This continued until 5th grade. In 5th grade my parents hired an amazing nanny. She remains a dear family friend to this day. She was sunshine: Creative, kind, and authentic. She taught me the healing magic of a relationship where the person really sees and hears you--all of you.

Since then, it's been a journey (with plenty of peaks and valleys) to free myself of my self-made prison guard--what I now call the "Mean Inner Critic". I've learned the hard way how to take back my power from my Mean Inner Critic and keep it in the backseat, where it belongs. Let's be real...sometimes my wounds still get triggered, but I've learned how to move through them--I've got the framework now.

Being a therapist is my dream job. Many people ask, "Isn't it hard?" They say, "I could never do that." But it's an amazing fit for me. So, to my clients (and future clients): Thank you for granting me the honor of being in your passenger seat, for inviting me to travel beside you as we collaborate on navigating you through your healing process.

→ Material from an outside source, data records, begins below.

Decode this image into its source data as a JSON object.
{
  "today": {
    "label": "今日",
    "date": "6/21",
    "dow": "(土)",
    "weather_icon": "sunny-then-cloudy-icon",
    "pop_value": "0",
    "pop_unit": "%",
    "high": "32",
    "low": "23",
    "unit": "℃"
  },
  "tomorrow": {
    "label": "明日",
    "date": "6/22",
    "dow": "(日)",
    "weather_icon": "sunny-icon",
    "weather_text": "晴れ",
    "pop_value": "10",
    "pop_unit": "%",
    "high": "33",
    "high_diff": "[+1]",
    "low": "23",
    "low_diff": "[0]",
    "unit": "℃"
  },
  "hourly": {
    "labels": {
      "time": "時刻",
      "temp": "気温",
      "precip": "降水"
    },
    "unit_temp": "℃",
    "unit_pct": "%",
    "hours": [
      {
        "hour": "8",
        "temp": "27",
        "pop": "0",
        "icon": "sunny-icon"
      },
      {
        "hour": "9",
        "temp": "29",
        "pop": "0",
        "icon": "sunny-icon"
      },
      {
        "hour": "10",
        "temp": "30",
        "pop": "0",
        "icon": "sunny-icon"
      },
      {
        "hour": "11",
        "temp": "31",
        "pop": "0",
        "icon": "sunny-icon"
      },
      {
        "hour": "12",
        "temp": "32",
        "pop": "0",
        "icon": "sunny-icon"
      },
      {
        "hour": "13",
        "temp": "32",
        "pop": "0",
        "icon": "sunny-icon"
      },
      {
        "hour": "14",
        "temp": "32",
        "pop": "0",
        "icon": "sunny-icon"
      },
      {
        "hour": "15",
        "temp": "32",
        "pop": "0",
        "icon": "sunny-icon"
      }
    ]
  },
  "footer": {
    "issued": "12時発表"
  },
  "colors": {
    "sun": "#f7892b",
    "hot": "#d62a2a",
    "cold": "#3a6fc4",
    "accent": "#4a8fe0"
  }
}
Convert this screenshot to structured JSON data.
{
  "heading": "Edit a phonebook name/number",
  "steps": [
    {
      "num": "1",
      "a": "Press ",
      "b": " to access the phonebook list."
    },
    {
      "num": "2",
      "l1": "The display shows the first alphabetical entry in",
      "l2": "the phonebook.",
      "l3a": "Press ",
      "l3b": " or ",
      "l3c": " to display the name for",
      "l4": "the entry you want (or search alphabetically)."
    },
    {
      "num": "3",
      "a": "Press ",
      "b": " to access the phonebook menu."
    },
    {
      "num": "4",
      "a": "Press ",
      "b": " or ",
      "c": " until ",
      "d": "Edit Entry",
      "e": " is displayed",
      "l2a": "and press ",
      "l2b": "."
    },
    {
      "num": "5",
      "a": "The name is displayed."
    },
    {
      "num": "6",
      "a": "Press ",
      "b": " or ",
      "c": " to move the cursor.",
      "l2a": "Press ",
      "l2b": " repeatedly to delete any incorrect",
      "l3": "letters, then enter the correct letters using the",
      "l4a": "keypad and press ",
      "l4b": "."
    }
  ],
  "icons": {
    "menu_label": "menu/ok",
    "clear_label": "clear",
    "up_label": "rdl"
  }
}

In closing, let me share some words that would have helped my little self greatly, in hopes that they might help you today.

I see you. You are not alone. You are enough. It does get better.

Warmly,

Jennifer

M Y  A P P R O A C H

Holistic Strengths-Based Healing

What do I mean by holistic?

When I use the term holistic, I mean whole-being. Therapy is often referred to as mental health, but my experience working with people has taught me that it is so much more.

Therapy has to do with understanding:

- the way we think (mind/mental)

- the way we feel (heart/emotional)

- the way we act (body/physical)

- the way we allow (soul/spiritual)*

* for those who have spiritual or religious faith

Discover your personal alignment and be empowered to make choices that are correct for you.

Why strengths-based healing?

Therapy has an "it's complicated" relationship with healing and the medical world, which is generally deficit-based. It tends to focus on what is missing or "wrong" with someone. 

In contrast, strengths-based healing reinforces resources that already exist in a person. When we learn to view what comes naturally to us in a positive light and find ways to apply these gifts to the issues we face, a shift happens. We see ourselves as more capable and find the courage to grow beyond our comfort zones.

Discover how your strengths can help you work through your challenges.